**Records for this exercise**
* * * * *
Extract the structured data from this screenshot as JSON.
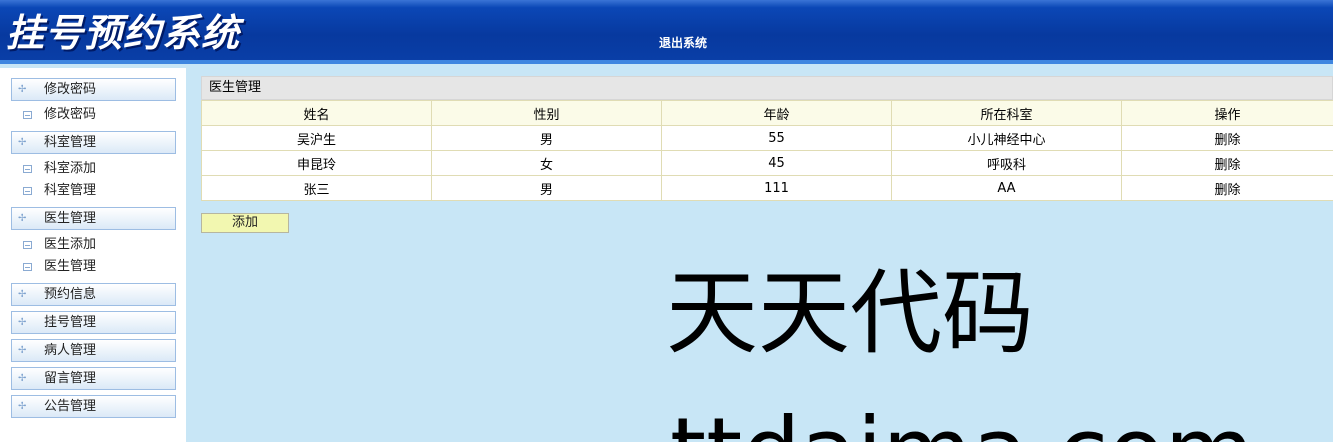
{
  "header": {
    "title": "挂号预约系统",
    "logout_label": "退出系统"
  },
  "sidebar": {
    "groups": [
      {
        "label": "修改密码",
        "items": [
          "修改密码"
        ]
      },
      {
        "label": "科室管理",
        "items": [
          "科室添加",
          "科室管理"
        ]
      },
      {
        "label": "医生管理",
        "items": [
          "医生添加",
          "医生管理"
        ]
      },
      {
        "label": "预约信息",
        "items": []
      },
      {
        "label": "挂号管理",
        "items": []
      },
      {
        "label": "病人管理",
        "items": []
      },
      {
        "label": "留言管理",
        "items": []
      },
      {
        "label": "公告管理",
        "items": []
      }
    ]
  },
  "panel": {
    "title": "医生管理",
    "columns": [
      "姓名",
      "性别",
      "年龄",
      "所在科室",
      "操作"
    ],
    "rows": [
      [
        "吴沪生",
        "男",
        "55",
        "小儿神经中心",
        "删除"
      ],
      [
        "申昆玲",
        "女",
        "45",
        "呼吸科",
        "删除"
      ],
      [
        "张三",
        "男",
        "111",
        "AA",
        "删除"
      ]
    ],
    "add_label": "添加"
  },
  "watermark": {
    "line1": "天天代码",
    "line2": "ttdaima.com"
  }
}
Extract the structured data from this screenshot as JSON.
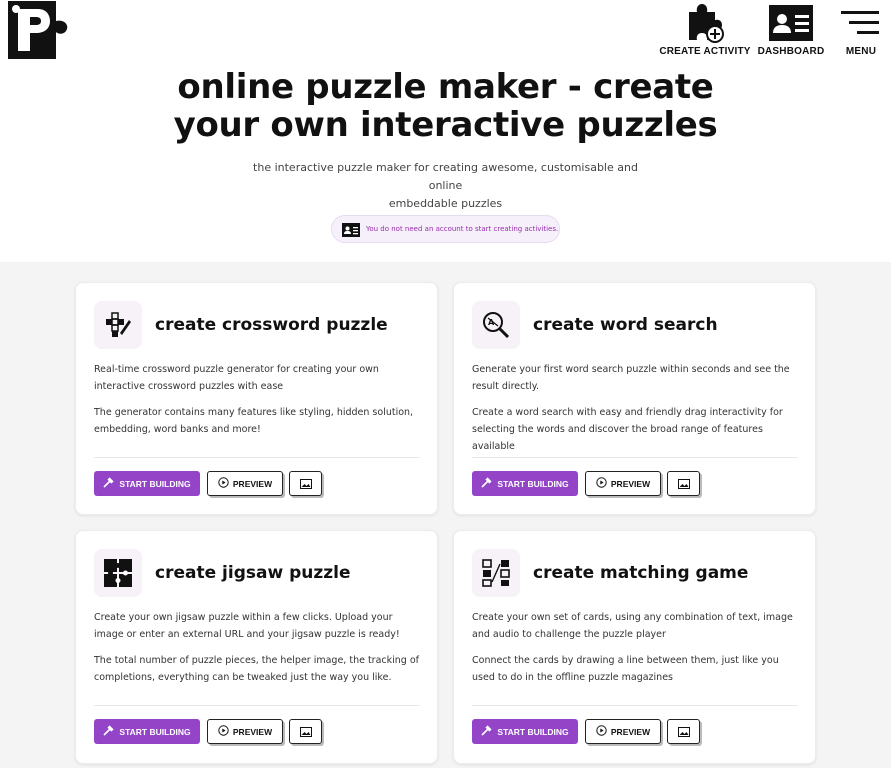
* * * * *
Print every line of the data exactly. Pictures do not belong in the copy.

**Your solution**
Extract the structured data from this screenshot as JSON.
{
  "header": {
    "title": "挂号预约系统",
    "logout_label": "退出系统"
  },
  "sidebar": {
    "groups": [
      {
        "label": "修改密码",
        "items": [
          "修改密码"
        ]
      },
      {
        "label": "科室管理",
        "items": [
          "科室添加",
          "科室管理"
        ]
      },
      {
        "label": "医生管理",
        "items": [
          "医生添加",
          "医生管理"
        ]
      },
      {
        "label": "预约信息",
        "items": []
      },
      {
        "label": "挂号管理",
        "items": []
      },
      {
        "label": "病人管理",
        "items": []
      },
      {
        "label": "留言管理",
        "items": []
      },
      {
        "label": "公告管理",
        "items": []
      }
    ]
  },
  "panel": {
    "title": "医生管理",
    "columns": [
      "姓名",
      "性别",
      "年龄",
      "所在科室",
      "操作"
    ],
    "rows": [
      [
        "吴沪生",
        "男",
        "55",
        "小儿神经中心",
        "删除"
      ],
      [
        "申昆玲",
        "女",
        "45",
        "呼吸科",
        "删除"
      ],
      [
        "张三",
        "男",
        "111",
        "AA",
        "删除"
      ]
    ],
    "add_label": "添加"
  },
  "watermark": {
    "line1": "天天代码",
    "line2": "ttdaima.com"
  }
}
Extract the structured data from this screenshot as JSON.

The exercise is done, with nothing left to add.